Input records
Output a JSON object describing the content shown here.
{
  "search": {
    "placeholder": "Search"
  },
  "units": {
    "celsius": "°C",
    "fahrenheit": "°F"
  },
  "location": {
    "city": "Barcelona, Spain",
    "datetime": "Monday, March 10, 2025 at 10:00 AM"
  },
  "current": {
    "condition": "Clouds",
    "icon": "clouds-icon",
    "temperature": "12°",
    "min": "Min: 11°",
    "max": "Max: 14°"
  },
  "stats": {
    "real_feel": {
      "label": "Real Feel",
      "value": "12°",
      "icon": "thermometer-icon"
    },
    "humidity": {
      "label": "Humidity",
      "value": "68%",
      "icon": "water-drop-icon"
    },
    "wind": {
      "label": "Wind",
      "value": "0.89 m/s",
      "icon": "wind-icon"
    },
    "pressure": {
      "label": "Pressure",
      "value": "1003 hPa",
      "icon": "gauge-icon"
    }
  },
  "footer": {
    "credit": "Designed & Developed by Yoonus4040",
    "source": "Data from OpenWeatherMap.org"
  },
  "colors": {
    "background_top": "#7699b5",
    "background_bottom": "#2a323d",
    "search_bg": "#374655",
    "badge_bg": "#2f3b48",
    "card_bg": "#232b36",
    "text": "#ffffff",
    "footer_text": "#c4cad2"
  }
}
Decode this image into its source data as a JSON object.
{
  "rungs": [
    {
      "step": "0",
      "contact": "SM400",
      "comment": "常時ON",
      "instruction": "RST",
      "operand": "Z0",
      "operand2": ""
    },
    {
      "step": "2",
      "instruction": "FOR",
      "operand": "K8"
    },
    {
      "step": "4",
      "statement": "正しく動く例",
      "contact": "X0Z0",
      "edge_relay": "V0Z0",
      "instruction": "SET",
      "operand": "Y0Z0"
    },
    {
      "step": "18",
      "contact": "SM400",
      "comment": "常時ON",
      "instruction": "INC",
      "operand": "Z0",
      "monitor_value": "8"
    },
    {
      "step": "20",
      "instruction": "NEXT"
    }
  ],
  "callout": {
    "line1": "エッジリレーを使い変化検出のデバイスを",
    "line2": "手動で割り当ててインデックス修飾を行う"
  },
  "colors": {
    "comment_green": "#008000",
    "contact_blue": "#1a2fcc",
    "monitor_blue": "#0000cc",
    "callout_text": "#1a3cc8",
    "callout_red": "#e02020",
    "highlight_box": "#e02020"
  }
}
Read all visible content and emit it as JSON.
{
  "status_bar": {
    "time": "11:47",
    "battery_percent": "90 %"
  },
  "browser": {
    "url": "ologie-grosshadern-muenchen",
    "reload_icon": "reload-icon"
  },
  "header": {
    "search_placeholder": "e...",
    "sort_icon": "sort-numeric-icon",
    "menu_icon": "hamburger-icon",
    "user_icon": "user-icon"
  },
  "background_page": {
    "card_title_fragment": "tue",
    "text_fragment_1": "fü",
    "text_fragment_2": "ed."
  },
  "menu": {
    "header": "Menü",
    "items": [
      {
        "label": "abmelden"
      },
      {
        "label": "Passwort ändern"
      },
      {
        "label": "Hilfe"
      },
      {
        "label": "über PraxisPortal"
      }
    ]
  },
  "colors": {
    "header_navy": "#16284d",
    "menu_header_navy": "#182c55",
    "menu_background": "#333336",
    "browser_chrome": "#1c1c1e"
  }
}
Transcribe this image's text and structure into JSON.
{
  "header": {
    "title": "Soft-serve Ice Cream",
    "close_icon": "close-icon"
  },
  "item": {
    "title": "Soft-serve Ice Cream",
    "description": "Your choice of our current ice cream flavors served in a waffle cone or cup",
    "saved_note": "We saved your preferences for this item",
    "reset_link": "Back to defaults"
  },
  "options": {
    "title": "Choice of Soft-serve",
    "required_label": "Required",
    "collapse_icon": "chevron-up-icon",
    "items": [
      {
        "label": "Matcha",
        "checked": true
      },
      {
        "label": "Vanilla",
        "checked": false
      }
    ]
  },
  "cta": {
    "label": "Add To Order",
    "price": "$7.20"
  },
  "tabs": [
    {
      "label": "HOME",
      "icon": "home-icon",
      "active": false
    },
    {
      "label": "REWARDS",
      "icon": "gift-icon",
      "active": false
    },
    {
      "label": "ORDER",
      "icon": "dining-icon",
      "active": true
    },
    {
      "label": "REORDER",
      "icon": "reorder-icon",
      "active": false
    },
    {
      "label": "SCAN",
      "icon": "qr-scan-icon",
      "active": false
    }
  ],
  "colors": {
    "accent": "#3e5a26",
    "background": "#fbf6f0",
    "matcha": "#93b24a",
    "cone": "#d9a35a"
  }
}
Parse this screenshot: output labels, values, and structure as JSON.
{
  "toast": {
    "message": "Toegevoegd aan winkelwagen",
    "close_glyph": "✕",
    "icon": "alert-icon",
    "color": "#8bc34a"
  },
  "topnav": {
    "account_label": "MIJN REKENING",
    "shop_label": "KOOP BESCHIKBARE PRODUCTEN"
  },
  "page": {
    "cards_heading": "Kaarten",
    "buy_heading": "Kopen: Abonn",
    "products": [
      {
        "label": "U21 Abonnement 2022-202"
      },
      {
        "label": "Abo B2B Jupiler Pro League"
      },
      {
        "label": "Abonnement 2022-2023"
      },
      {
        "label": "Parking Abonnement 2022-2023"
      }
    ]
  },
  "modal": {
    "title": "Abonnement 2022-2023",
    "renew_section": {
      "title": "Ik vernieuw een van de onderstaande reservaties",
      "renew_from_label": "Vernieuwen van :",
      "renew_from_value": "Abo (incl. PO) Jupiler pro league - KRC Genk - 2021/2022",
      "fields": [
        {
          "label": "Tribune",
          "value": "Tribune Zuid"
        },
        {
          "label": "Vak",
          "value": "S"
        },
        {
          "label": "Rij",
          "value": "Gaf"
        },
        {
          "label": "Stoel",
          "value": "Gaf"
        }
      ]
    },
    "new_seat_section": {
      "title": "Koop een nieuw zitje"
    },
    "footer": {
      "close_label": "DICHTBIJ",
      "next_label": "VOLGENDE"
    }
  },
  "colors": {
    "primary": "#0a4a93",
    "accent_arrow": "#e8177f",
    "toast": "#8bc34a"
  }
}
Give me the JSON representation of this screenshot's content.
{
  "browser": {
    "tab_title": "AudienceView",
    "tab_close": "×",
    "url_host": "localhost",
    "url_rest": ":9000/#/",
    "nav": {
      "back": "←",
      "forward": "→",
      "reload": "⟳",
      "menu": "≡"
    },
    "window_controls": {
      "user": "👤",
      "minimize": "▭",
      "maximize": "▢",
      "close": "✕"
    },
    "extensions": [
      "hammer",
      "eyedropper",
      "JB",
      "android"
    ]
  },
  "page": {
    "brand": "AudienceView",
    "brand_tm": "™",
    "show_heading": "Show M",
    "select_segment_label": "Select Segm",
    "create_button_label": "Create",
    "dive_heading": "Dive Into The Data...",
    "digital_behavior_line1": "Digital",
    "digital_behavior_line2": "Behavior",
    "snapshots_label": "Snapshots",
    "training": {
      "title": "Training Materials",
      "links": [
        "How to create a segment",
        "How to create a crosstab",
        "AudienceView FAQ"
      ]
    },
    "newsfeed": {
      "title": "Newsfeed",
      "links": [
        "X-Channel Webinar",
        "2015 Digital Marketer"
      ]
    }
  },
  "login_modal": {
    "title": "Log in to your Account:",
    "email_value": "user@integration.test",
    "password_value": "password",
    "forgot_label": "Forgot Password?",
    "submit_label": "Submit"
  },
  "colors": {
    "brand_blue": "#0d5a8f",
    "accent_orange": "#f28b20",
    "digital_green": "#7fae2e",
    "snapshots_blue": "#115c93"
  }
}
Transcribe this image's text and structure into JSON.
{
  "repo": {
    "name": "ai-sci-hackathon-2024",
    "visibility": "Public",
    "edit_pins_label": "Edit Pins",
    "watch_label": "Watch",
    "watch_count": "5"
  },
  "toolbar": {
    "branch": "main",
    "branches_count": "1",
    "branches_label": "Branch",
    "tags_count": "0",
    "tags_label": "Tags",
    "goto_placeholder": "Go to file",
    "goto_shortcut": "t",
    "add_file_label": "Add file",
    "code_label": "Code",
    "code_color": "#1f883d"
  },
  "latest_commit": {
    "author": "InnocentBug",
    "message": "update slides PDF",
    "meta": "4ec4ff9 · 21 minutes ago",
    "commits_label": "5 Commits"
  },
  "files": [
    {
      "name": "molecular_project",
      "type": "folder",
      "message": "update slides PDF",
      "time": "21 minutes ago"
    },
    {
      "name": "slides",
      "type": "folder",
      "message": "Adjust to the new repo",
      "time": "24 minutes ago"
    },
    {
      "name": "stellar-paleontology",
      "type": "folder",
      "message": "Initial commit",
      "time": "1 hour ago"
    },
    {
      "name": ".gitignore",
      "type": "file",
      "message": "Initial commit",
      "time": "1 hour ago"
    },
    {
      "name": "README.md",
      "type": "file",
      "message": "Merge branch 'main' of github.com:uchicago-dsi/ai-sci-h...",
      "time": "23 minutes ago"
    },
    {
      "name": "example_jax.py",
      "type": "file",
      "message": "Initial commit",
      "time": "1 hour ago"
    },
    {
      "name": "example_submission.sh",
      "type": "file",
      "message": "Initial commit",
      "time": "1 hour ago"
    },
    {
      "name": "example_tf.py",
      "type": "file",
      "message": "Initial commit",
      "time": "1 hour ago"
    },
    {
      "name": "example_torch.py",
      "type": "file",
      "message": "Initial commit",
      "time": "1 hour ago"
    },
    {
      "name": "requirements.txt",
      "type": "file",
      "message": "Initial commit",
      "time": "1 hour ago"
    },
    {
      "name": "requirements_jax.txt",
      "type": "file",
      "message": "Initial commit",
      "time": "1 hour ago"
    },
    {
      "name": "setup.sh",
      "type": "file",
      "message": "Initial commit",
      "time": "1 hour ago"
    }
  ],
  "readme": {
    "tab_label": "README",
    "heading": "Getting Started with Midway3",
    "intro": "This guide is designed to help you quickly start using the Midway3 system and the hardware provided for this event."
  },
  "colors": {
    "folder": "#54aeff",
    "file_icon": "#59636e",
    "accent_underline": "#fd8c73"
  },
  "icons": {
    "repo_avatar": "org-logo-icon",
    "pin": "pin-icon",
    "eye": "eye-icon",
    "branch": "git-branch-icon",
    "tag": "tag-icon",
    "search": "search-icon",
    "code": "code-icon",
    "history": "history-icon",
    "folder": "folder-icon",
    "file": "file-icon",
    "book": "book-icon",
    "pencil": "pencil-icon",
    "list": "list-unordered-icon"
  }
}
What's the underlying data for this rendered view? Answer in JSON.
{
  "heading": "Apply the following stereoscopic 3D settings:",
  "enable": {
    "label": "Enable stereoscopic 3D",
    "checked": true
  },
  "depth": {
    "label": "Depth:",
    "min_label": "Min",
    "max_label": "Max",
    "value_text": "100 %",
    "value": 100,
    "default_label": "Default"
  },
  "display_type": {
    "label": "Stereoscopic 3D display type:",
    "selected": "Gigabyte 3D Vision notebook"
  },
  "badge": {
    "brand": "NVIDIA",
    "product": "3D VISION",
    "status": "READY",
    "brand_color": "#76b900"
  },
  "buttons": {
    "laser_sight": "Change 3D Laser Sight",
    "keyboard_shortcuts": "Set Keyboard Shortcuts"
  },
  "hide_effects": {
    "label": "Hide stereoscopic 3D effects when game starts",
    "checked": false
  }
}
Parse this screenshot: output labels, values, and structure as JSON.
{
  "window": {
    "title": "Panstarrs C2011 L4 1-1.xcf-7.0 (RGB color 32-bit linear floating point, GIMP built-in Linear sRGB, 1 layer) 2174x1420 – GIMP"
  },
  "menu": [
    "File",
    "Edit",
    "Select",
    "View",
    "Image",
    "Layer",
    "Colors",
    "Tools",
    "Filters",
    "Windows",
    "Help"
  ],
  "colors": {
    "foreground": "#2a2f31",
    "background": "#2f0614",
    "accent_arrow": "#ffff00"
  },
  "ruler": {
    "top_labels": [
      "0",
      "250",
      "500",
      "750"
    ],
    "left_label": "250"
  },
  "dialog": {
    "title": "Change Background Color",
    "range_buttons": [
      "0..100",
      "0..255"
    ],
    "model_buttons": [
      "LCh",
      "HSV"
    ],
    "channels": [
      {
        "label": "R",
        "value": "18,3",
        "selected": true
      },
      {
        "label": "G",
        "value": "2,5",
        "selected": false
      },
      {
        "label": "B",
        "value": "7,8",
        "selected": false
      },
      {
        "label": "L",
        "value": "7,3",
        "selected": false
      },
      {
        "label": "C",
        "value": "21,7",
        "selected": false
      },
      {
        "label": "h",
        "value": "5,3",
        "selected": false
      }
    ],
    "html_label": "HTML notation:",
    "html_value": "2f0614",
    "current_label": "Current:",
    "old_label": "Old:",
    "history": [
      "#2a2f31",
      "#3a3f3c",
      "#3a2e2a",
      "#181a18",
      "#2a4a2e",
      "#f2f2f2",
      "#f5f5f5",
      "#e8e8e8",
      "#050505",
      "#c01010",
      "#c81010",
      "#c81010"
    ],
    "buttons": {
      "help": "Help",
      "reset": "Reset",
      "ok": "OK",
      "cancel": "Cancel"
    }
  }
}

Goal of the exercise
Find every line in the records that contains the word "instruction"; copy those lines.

Answer section
      "instruction": "RST",
      "instruction": "FOR",
      "instruction": "SET",
      "instruction": "INC",
      "instruction": "NEXT"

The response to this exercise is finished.